Course Description: This course surveys U.S. history from 1865 to the present, exploring the major events, figures, ideas, and movements during that time using both primary and secondary sources. Students will be introduced to several recurring themes including citizenship, immigration, capitalism and labor, science and technology, American imperialism, liberation and rights movements, political and social reform, globalization, and changing conceptions of race and gender. In addition to examining the past, the course will familiarize students with the uses and limitations of historical sources, how knowledge about the past is produced, and the relevance of history to contemporary issues and questions.
MnTC Goals
5 History/Social/Behavioral Science, 7 Human Diversity

Prerequisite(s): Course placement into college-level English and Reading OR completion of ENGL 0950  with a grade of C or higher OR completion of RDNG 0940  with a grade of C or higher and qualifying English Placement Exam OR completion of RDNG 0950  with a grade of C or higher and ENGL 0090  with a grade of C or higher OR completion of ESOL 0051  with a grade of C or higher and ESOL 0052  with a grade of C or higher.
Corequisite(s): None
Recommendation: None

Major Content

  1. Reconstruction and the Rise of Racial Segregation
  2. The Conquest of the West
  3. Industrialization and the Technological Revolution
  4. Populism, Labor Upheaval, and the Gilded Age
  5. Immigration and Urbanization
  6. The Progressive Era
  7. American Empire and World War I
  8. The 1920s, the Great Depression, and the New Deal
  9. World War II
  10. The Cold War: Science, Culture, and Politics
  11. Cold War Interventions
  12. The Civil Rights Movement
  13. The Rise of Liberalism
  14. Activism and Liberation Movements
  15. The Rise of Conservatism
  16. U.S. Interventionism since 1973
  17. Globalization

Learning Outcomes
At the end of this course students will be able to:

  1. explain the relationship of events, people, and developments in U.S. History from 1865 to the present
  2. make use of historical thinking by evaluating the relevance of U.S. History to the modern world and to their own lives.
  3. analyze diverse historical materials, distinguishing primary from secondary sources.
  4. demonstrate effective use of historical evidence and methods.
  5. evaluate varied perspectives of human history using knowledge of diverse peoples within their distinctive historical contexts.

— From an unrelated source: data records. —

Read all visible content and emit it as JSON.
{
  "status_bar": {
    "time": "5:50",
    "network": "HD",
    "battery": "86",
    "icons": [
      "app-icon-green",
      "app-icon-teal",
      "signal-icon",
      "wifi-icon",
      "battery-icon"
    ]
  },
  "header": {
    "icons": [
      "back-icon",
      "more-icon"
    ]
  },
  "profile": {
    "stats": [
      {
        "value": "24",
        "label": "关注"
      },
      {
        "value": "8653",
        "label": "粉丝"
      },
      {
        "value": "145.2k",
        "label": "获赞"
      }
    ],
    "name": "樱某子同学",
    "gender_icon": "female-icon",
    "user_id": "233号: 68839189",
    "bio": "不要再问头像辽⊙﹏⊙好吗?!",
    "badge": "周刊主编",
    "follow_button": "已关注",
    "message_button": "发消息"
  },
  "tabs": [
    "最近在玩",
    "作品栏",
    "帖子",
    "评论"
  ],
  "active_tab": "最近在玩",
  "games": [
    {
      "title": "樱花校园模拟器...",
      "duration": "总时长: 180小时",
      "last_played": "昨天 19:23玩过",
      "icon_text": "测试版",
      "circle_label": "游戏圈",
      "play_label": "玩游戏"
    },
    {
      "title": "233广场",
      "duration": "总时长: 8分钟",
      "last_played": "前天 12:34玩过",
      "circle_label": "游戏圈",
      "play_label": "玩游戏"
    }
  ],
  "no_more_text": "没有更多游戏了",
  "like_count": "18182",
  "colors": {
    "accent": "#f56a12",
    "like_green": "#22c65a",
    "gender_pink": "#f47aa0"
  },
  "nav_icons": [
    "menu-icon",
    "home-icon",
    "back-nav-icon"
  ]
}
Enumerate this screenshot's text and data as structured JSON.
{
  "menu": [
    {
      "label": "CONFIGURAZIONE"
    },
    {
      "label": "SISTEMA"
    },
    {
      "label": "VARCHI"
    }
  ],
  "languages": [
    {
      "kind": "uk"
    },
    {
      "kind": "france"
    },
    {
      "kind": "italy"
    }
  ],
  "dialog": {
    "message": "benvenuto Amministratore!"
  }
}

Competency 1 (1-6)
05. 01. Employ the methods and data that historians and social and behavioral scientists use to investigate the human condition.

05. 02. Examine social institutions and processes across a range of historical periods and cultures.

05. 03. Use and critique alternative explanatory systems or theories.
Competency 2 (7-10)
07. 01. Understand the development of and the changing meanings of group identities in the United States’ history and culture.

07. 03. Analyze their own attitudes, behaviors, concepts and beliefs regarding diversity, racism, and bigotry.

07. 04. Describe and discuss the experience and contributions (political, social, economic, etc.) of the many groups that shape American society and culture, in particular those groups that have suffered discrimination and exclusion.


Courses and Registration



Add to Portfolio (opens a new window)